- Suffering or death from extreme heat or cold. Rabbits can suffer brain damage or death in high temps, or suffer hypothermia from low temps. Extreme heat and cold also aggravate arthritis, a painful condition common in hutch-bound or outdoor rabbits.
- Death or severe injury from jumping off a balcony. Rabbits are made for jumping and all animals are unpredictable. It happens all the time.
- Gates left open, allowing your rabbit to run off. No matter how careful you are personally, anyone can fail to fully latch a gate or forget and leave it open. You, a child, a meter reader, roommate, neighbor etc. It only takes a moment for bun to get away.
- Burrowing out of the yard. Rabbits are famous burrowers and can dig under a fence very quickly.
- Ingestion of dry cat or dog food resulting in severe illness (requiring hospitalization), or death. The kibble bits expand in the stomach as they absorb moisture, causing a shutdown of stomach functions. The stomach can also burst.
- Ingestion of birdseed. Rabbits are lagomorphs, not rodents, and can't digest nut or seed mixes like rodents can. It can cause blockages that require immediate medical care to resolve. Whether it's fallen from an outdoor bird feeder or an indoor bird cage, it's dangerous.

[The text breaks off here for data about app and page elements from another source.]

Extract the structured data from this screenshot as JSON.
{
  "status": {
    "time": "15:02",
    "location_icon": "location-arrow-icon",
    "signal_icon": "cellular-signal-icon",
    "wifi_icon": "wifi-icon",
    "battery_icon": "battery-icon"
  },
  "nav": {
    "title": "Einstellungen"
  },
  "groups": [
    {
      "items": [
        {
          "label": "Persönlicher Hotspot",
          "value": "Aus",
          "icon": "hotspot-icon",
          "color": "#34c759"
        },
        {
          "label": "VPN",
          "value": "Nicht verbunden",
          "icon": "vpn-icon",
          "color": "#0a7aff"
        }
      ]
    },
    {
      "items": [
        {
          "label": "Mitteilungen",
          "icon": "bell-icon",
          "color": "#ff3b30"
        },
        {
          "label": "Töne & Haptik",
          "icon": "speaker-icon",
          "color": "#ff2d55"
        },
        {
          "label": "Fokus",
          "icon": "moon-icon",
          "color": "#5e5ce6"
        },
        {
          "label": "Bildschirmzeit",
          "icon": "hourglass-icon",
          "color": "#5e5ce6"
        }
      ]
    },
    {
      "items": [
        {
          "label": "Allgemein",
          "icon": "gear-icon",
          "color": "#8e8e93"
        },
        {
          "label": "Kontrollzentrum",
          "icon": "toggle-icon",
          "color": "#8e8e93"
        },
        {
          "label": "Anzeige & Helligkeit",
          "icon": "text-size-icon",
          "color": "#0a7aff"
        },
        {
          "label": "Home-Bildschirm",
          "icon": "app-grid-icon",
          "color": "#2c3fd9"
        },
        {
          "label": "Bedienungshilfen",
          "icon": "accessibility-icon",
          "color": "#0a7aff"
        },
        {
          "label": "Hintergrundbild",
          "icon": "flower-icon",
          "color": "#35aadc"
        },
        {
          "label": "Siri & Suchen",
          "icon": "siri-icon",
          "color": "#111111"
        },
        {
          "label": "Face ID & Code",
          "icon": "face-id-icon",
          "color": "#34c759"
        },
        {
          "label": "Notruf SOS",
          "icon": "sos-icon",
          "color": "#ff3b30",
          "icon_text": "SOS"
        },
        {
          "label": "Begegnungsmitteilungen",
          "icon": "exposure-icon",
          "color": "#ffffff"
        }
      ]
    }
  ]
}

- Flystrike. Rabbit waste, like most animal waste, is attractive to flys. If the rabbit gets any waste stuck to the fur around his rear end (and it doesn't take much) flies will land and plant their eggs in the skin of the rabbit. When the eggs hatch the maggots actually eat the flesh of the rabbit. This will cause the rabbit to go into shock and die a painful death unless it is addressed immediately. The best chance at survival the rabbit has is to get him to a vet experienced with rabbits right away. Without veterinary care, the rabbit will die.
The first three sentences of this page should be enough reason to keep your rabbit indoors....but I'll add the fact that rabbits are intelligent, social animals; they may be silent, but they're not dumb. Condemning them to a life of solitude and danger is just plain cruel. People tell me "But my bunny is happy outside." A human child would be happy living in an amusement park...that doesn't mean it's what's safest or healthiest for them. Your rabbit will exist wherever he has to and his safety is your responsibility. If you love your rabbit, and if there's even the slightest chance any of these misfortunes could befall him - why on earth would you risk it?
Be responsible, be humane, and give your rabbit a chance to live a long, safe, happy life as a real member of your family. You won't be sorry you did. And your rabbit won't end up sorry you didn't! (You can find practical step-by-step instructions on setting up an indoor habitat in our "Care Info" section.)
copyright c. mc intire 2006. not to be used or posted on alternate sites without author permission.